__ABOUT THIS EXERCISE__. Output each record below exactly as it stands, leaving out the pictures.

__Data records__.
::::

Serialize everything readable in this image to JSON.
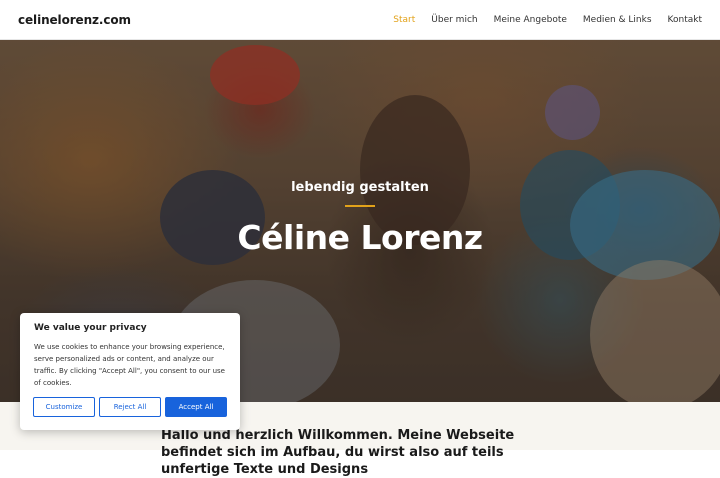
{
  "header": {
    "site_name": "celinelorenz.com",
    "nav": [
      {
        "label": "Start",
        "active": true
      },
      {
        "label": "Über mich",
        "active": false
      },
      {
        "label": "Meine Angebote",
        "active": false
      },
      {
        "label": "Medien & Links",
        "active": false
      },
      {
        "label": "Kontakt",
        "active": false
      }
    ],
    "accent_color": "#e2a21a"
  },
  "hero": {
    "subtitle": "lebendig gestalten",
    "title": "Céline Lorenz"
  },
  "content": {
    "intro": "Hallo und herzlich Willkommen. Meine Webseite befindet sich im Aufbau, du wirst also auf teils unfertige Texte und Designs"
  },
  "cookie_banner": {
    "title": "We value your privacy",
    "text": "We use cookies to enhance your browsing experience, serve personalized ads or content, and analyze our traffic. By clicking \"Accept All\", you consent to our use of cookies.",
    "customize_label": "Customize",
    "reject_label": "Reject All",
    "accept_label": "Accept All",
    "button_color": "#1863dc"
  }
}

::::

__TASK RESULT__.
Serialize everything readable in this image to JSON.
{
  "header": {
    "site_name": "celinelorenz.com",
    "nav": [
      {
        "label": "Start",
        "active": true
      },
      {
        "label": "Über mich",
        "active": false
      },
      {
        "label": "Meine Angebote",
        "active": false
      },
      {
        "label": "Medien & Links",
        "active": false
      },
      {
        "label": "Kontakt",
        "active": false
      }
    ],
    "accent_color": "#e2a21a"
  },
  "hero": {
    "subtitle": "lebendig gestalten",
    "title": "Céline Lorenz"
  },
  "content": {
    "intro": "Hallo und herzlich Willkommen. Meine Webseite befindet sich im Aufbau, du wirst also auf teils unfertige Texte und Designs"
  },
  "cookie_banner": {
    "title": "We value your privacy",
    "text": "We use cookies to enhance your browsing experience, serve personalized ads or content, and analyze our traffic. By clicking \"Accept All\", you consent to our use of cookies.",
    "customize_label": "Customize",
    "reject_label": "Reject All",
    "accept_label": "Accept All",
    "button_color": "#1863dc"
  }
}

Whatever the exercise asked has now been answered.